Activity - Your answer must match the entries below word for word.

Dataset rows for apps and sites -
====
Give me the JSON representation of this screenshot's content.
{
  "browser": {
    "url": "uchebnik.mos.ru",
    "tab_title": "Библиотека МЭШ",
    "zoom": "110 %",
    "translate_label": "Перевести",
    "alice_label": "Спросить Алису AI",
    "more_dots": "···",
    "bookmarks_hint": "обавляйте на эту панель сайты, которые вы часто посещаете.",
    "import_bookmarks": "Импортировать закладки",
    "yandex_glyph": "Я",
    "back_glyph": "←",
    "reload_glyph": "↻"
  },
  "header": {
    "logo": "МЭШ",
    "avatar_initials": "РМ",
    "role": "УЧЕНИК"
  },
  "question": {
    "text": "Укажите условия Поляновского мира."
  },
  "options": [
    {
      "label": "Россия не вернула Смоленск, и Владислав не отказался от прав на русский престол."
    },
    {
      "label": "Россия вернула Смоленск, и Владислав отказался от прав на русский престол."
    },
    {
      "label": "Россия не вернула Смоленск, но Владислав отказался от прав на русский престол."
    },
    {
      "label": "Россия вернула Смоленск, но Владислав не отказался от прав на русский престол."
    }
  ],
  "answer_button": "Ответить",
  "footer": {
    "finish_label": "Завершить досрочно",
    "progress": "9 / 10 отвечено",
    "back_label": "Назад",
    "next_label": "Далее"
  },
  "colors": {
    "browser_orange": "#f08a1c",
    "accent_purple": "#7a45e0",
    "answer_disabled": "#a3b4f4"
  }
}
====
Response -
Give me the JSON representation of this screenshot's content.
{
  "browser": {
    "url": "uchebnik.mos.ru",
    "tab_title": "Библиотека МЭШ",
    "zoom": "110 %",
    "translate_label": "Перевести",
    "alice_label": "Спросить Алису AI",
    "more_dots": "···",
    "bookmarks_hint": "обавляйте на эту панель сайты, которые вы часто посещаете.",
    "import_bookmarks": "Импортировать закладки",
    "yandex_glyph": "Я",
    "back_glyph": "←",
    "reload_glyph": "↻"
  },
  "header": {
    "logo": "МЭШ",
    "avatar_initials": "РМ",
    "role": "УЧЕНИК"
  },
  "question": {
    "text": "Укажите условия Поляновского мира."
  },
  "options": [
    {
      "label": "Россия не вернула Смоленск, и Владислав не отказался от прав на русский престол."
    },
    {
      "label": "Россия вернула Смоленск, и Владислав отказался от прав на русский престол."
    },
    {
      "label": "Россия не вернула Смоленск, но Владислав отказался от прав на русский престол."
    },
    {
      "label": "Россия вернула Смоленск, но Владислав не отказался от прав на русский престол."
    }
  ],
  "answer_button": "Ответить",
  "footer": {
    "finish_label": "Завершить досрочно",
    "progress": "9 / 10 отвечено",
    "back_label": "Назад",
    "next_label": "Далее"
  },
  "colors": {
    "browser_orange": "#f08a1c",
    "accent_purple": "#7a45e0",
    "answer_disabled": "#a3b4f4"
  }
}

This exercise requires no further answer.